Copper with its superior electrical properties is the material of choice for the electric wiring in modern consumer electronics. Copper films on circuit boards as well as the ultra small connections on microchips are produced by discharging copper ions from solution with the help of an applied voltage. The research team studied how exactly the atoms attach to the growing surface during this electrodeposition process, using the brilliant X-ray radiation of the ESRF. They found that with increasing voltage the copper films grew smoother. “This actually was a big surprise”, Magnussen explains. “Other metals, for example gold, grow rougher at higher voltages and this is also what current theory predicts.” The scientists were finally able to pinpoint the anomalous behaviour of copper to the arrangement of the atomic layer of chloride ions present on the surface. Copper atoms moving across the surface have to push through this layer and become more mobile at higher voltage, where the chloride is more weakly bound.
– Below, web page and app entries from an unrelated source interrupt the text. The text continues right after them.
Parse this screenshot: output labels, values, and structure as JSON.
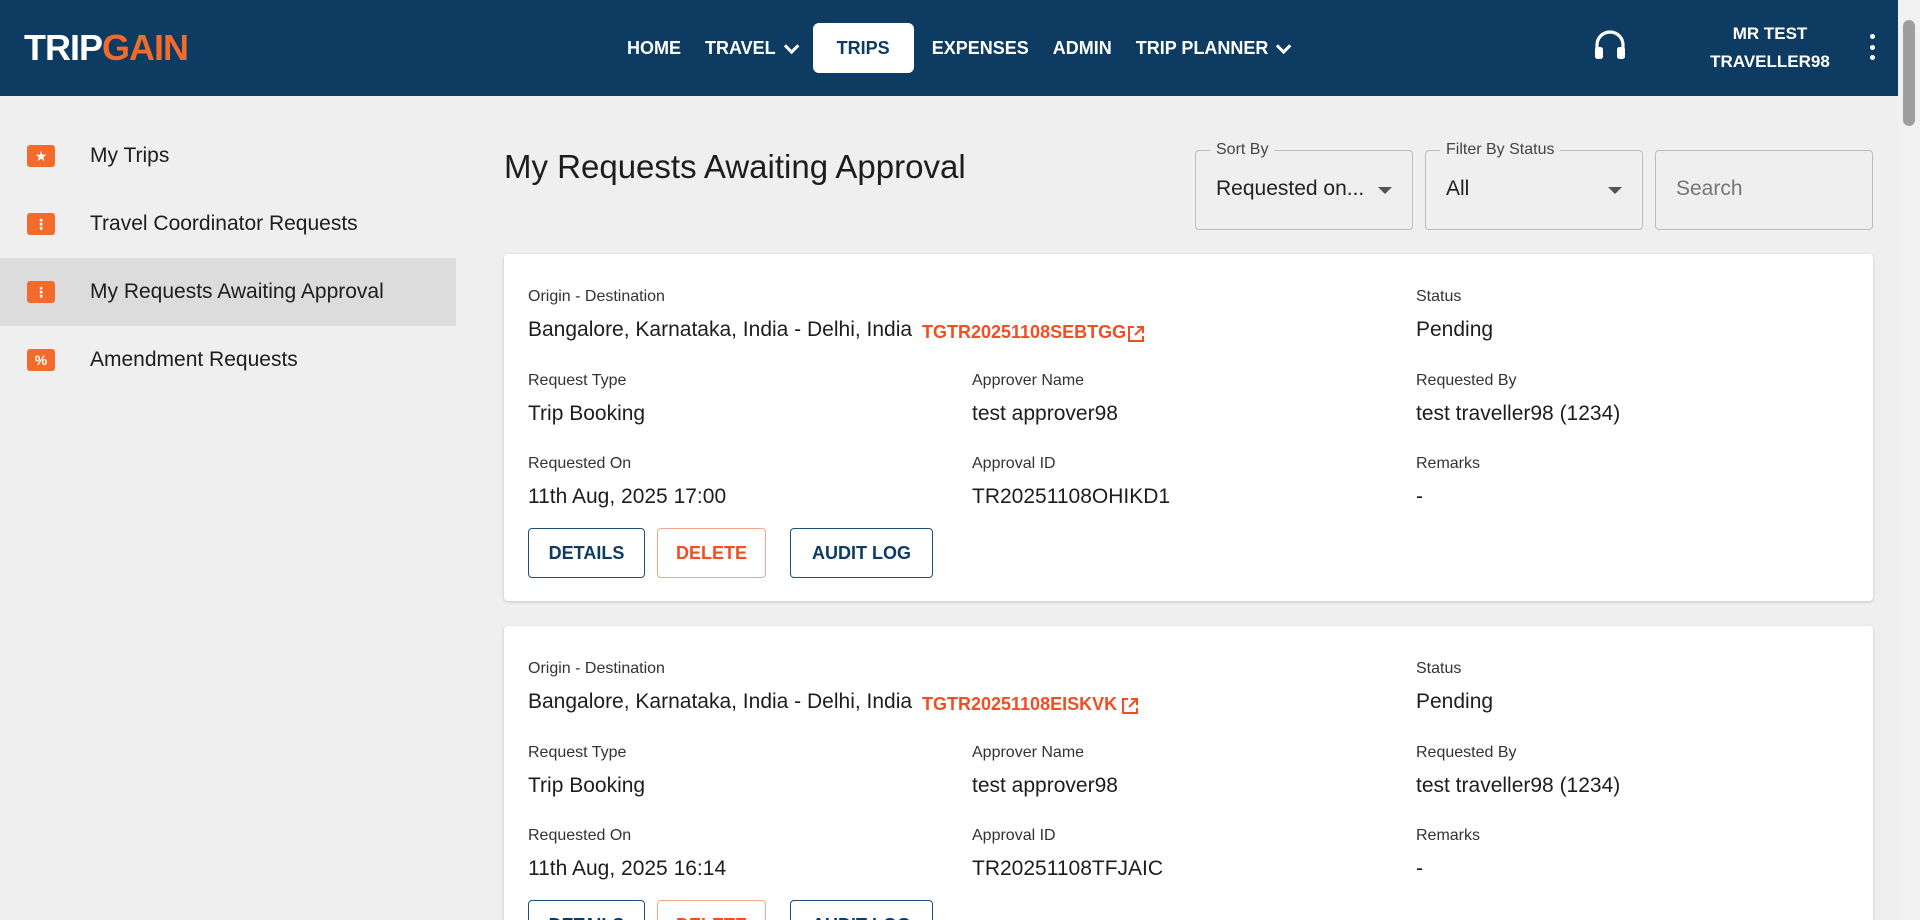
{
  "header": {
    "logo_trip": "TRIP",
    "logo_gain": "GAIN",
    "nav": [
      {
        "label": "HOME",
        "dropdown": false,
        "active": false
      },
      {
        "label": "TRAVEL",
        "dropdown": true,
        "active": false
      },
      {
        "label": "TRIPS",
        "dropdown": false,
        "active": true
      },
      {
        "label": "EXPENSES",
        "dropdown": false,
        "active": false
      },
      {
        "label": "ADMIN",
        "dropdown": false,
        "active": false
      },
      {
        "label": "TRIP PLANNER",
        "dropdown": true,
        "active": false
      }
    ],
    "user_line1": "MR TEST",
    "user_line2": "TRAVELLER98",
    "colors": {
      "bg": "#0e3b62",
      "accent": "#f26b2b"
    }
  },
  "sidebar": {
    "items": [
      {
        "label": "My Trips",
        "icon": "ticket-star-icon",
        "active": false
      },
      {
        "label": "Travel Coordinator Requests",
        "icon": "ticket-icon",
        "active": false
      },
      {
        "label": "My Requests Awaiting Approval",
        "icon": "ticket-icon",
        "active": true
      },
      {
        "label": "Amendment Requests",
        "icon": "ticket-percent-icon",
        "active": false
      }
    ]
  },
  "main": {
    "title": "My Requests Awaiting Approval",
    "sort": {
      "legend": "Sort By",
      "value": "Requested on..."
    },
    "filter": {
      "legend": "Filter By Status",
      "value": "All"
    },
    "search": {
      "placeholder": "Search"
    },
    "labels": {
      "origin_destination": "Origin - Destination",
      "status": "Status",
      "request_type": "Request Type",
      "approver_name": "Approver Name",
      "requested_by": "Requested By",
      "requested_on": "Requested On",
      "approval_id": "Approval ID",
      "remarks": "Remarks"
    },
    "buttons": {
      "details": "DETAILS",
      "delete": "DELETE",
      "audit_log": "AUDIT LOG"
    },
    "requests": [
      {
        "route": "Bangalore, Karnataka, India - Delhi, India",
        "trip_code": "TGTR20251108SEBTGG",
        "status": "Pending",
        "request_type": "Trip Booking",
        "approver_name": "test approver98",
        "requested_by": "test traveller98 (1234)",
        "requested_on": "11th Aug, 2025 17:00",
        "approval_id": "TR20251108OHIKD1",
        "remarks": "-"
      },
      {
        "route": "Bangalore, Karnataka, India - Delhi, India",
        "trip_code": "TGTR20251108EISKVK",
        "status": "Pending",
        "request_type": "Trip Booking",
        "approver_name": "test approver98",
        "requested_by": "test traveller98 (1234)",
        "requested_on": "11th Aug, 2025 16:14",
        "approval_id": "TR20251108TFJAIC",
        "remarks": "-"
      }
    ]
  }
}
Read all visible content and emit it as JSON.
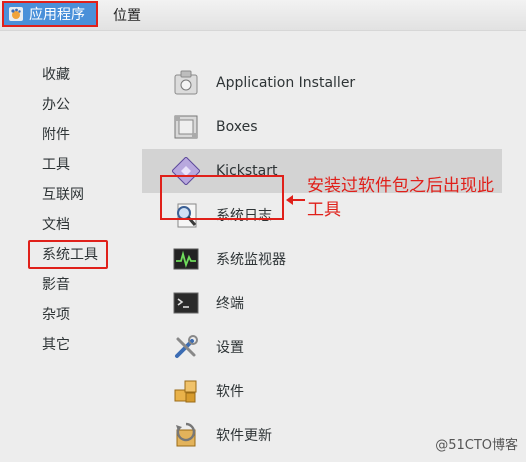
{
  "topbar": {
    "apps_menu_label": "应用程序",
    "places_label": "位置"
  },
  "categories": [
    "收藏",
    "办公",
    "附件",
    "工具",
    "互联网",
    "文档",
    "系统工具",
    "影音",
    "杂项",
    "其它"
  ],
  "apps": [
    {
      "label": "Application Installer",
      "icon": "package-installer-icon"
    },
    {
      "label": "Boxes",
      "icon": "boxes-icon"
    },
    {
      "label": "Kickstart",
      "icon": "kickstart-icon"
    },
    {
      "label": "系统日志",
      "icon": "system-log-icon"
    },
    {
      "label": "系统监视器",
      "icon": "system-monitor-icon"
    },
    {
      "label": "终端",
      "icon": "terminal-icon"
    },
    {
      "label": "设置",
      "icon": "settings-icon"
    },
    {
      "label": "软件",
      "icon": "software-icon"
    },
    {
      "label": "软件更新",
      "icon": "software-update-icon"
    }
  ],
  "annotation": {
    "text": "安装过软件包之后出现此工具"
  },
  "watermark": "@51CTO博客",
  "colors": {
    "highlight_red": "#e0201a",
    "menu_bg": "#ededed",
    "apps_button_bg": "#4a90d9"
  }
}
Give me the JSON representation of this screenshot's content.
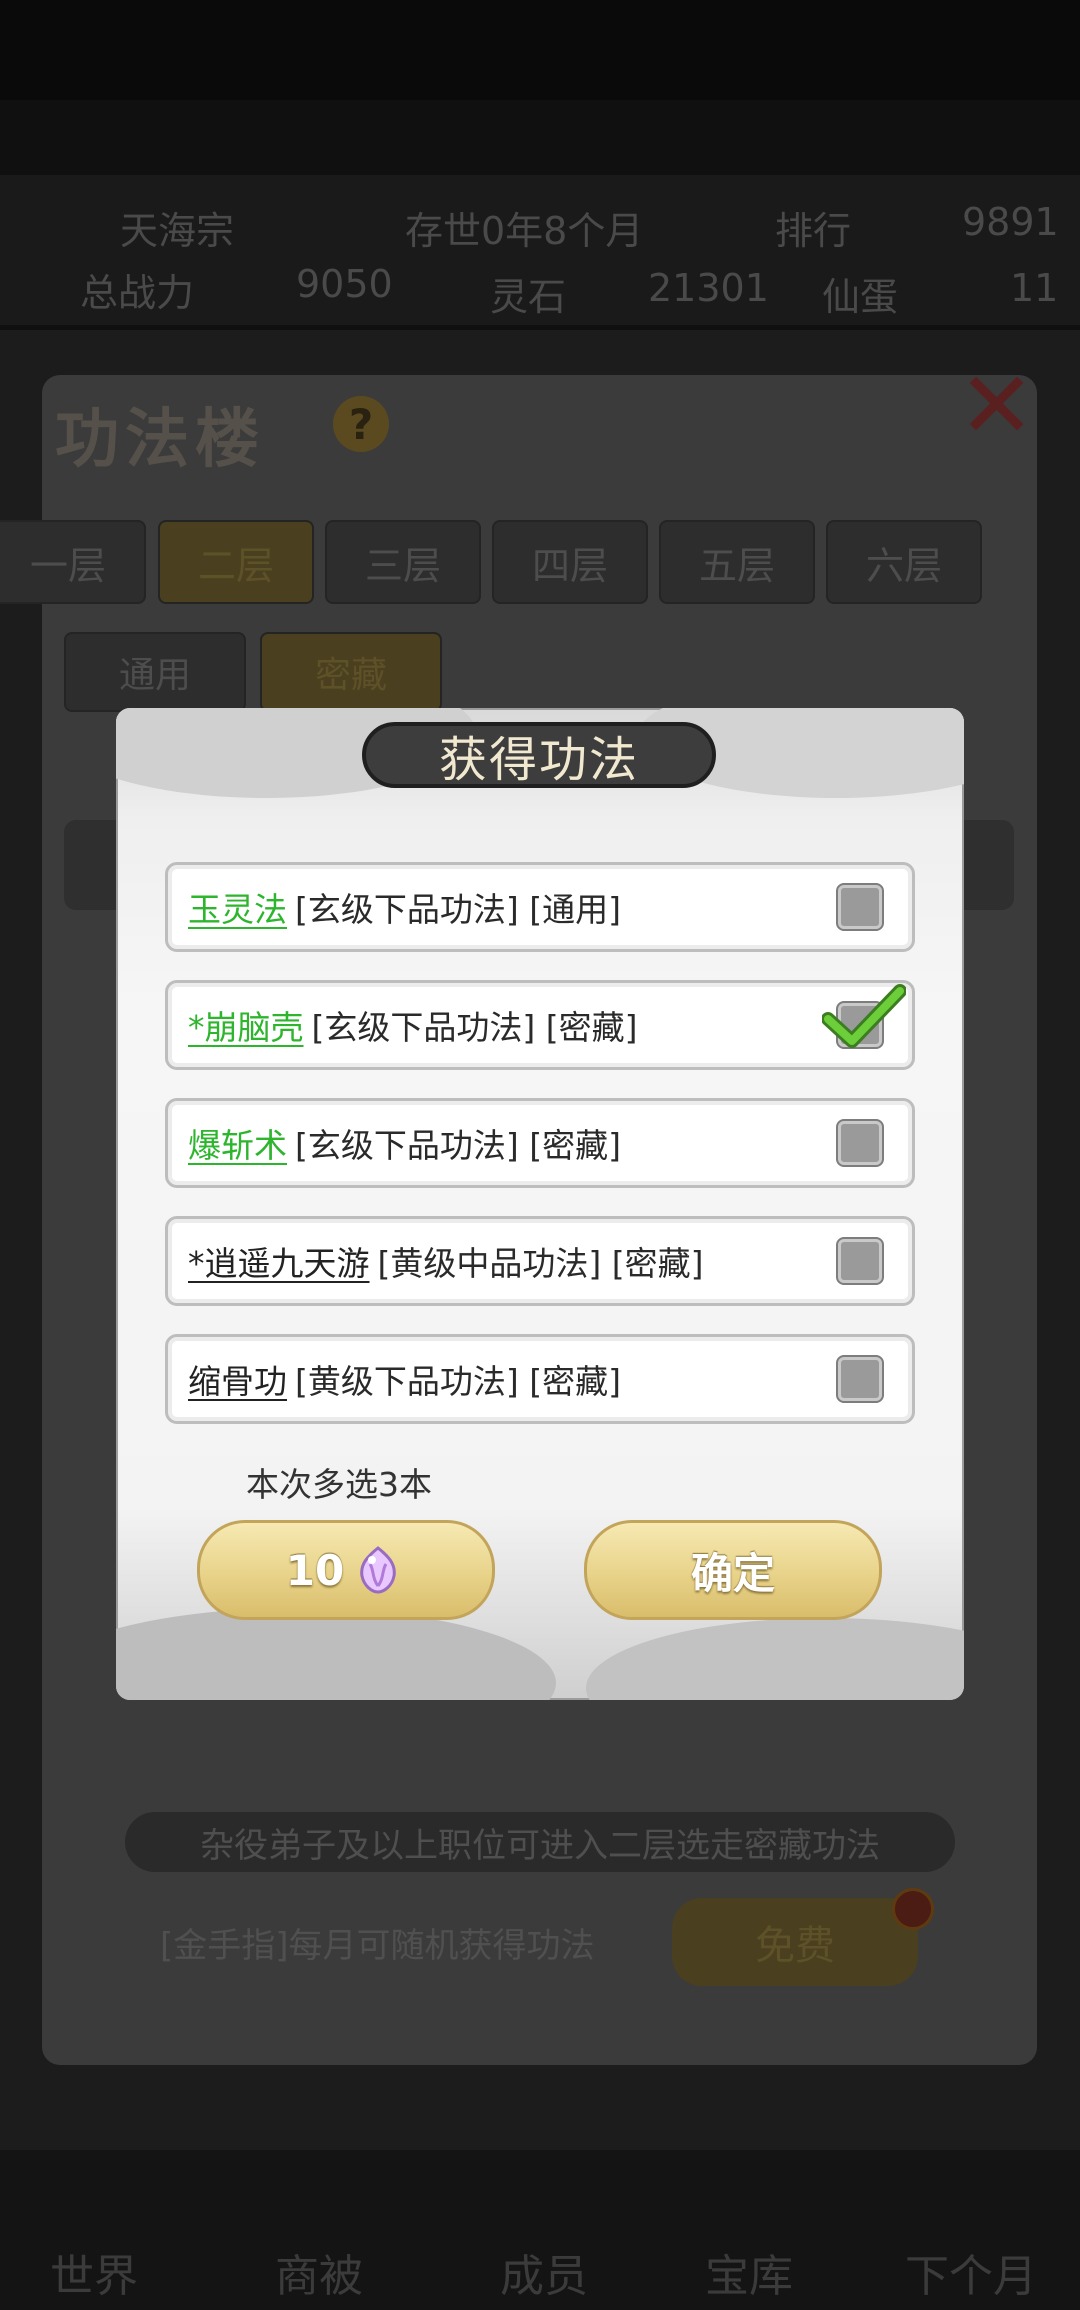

Graphical representation of the copper film growth process.

Graphical representation of the copper film growth process. Deposited copper atoms move across the surface through a layer of chloride (Copyright: CAU, artwork: F. Golks).

Since reliable operation of microchips depends on high-quality electric connections, the control of the copper growth to optimise its properties is a subject of intense research. “People in industry have known for a long time that you have to have a bit of chloride in the solution to get good films, but nobody really knew why”, Magnussen points out. The new results may finally solve this mystery and help to improve the fabrication processes for Cu wiring in the semiconductor industry.

Adjusting a sample for X-ray studies

First author F. Golks adjusting a sample for X-ray studies (Copyright: CAU, photo: J. Stettner).

Text and images courtesy of Kiel University.


Anomalous potential dependence in homoepitaxial Cu(001) electrodeposition: an in situ surface X-ray diffraction study, F. Golks, J. Stettner, Y. Gründer, K. Krug, J. Zegenhagen, O.M. Magnussen, Physcal Review Letters 108, 256101 (2012).

Top image: Mounting the copper sample in the X-ray experiment (Copyright: CAU, photo: J. Stettner).